Copy each line from the records below in which the word "your" is found.
:: ENTRIES SHOWN ::
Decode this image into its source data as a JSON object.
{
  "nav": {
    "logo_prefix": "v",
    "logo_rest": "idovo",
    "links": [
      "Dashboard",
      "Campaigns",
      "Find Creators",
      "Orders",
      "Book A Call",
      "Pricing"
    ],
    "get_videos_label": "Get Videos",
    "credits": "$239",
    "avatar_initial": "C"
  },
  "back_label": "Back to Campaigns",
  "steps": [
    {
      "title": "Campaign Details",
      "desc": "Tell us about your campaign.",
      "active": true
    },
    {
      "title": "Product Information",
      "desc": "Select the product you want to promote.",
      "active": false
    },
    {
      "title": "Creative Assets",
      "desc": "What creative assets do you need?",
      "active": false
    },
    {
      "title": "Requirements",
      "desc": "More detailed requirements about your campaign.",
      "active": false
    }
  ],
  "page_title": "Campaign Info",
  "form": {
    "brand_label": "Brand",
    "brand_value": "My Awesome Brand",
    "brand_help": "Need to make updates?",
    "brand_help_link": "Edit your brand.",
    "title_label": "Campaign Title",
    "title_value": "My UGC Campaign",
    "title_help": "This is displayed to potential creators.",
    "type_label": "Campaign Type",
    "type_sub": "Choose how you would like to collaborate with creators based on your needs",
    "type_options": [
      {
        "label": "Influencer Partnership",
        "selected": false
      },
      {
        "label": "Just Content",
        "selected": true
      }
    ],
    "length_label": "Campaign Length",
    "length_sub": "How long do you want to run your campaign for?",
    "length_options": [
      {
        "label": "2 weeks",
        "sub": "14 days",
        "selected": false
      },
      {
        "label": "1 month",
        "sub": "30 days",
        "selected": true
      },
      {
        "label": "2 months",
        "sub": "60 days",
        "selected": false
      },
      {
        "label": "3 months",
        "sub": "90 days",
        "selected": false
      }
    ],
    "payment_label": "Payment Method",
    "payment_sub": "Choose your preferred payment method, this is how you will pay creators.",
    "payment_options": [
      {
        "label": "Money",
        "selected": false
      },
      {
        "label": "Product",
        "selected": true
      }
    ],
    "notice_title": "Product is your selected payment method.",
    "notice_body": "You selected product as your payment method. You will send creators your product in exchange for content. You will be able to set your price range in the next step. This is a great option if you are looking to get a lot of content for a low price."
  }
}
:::
SOLUTION BELOW
      "desc": "Tell us about your campaign.",
      "desc": "More detailed requirements about your campaign.",
    "brand_help_link": "Edit your brand.",
    "type_sub": "Choose how you would like to collaborate with creators based on your needs",
    "length_sub": "How long do you want to run your campaign for?",
    "payment_sub": "Choose your preferred payment method, this is how you will pay creators.",
    "notice_title": "Product is your selected payment method.",
    "notice_body": "You selected product as your payment method. You will send creators your product in exchange for content. You will be able to set your price range in the next step. This is a great option if you are looking to get a lot of content for a low price."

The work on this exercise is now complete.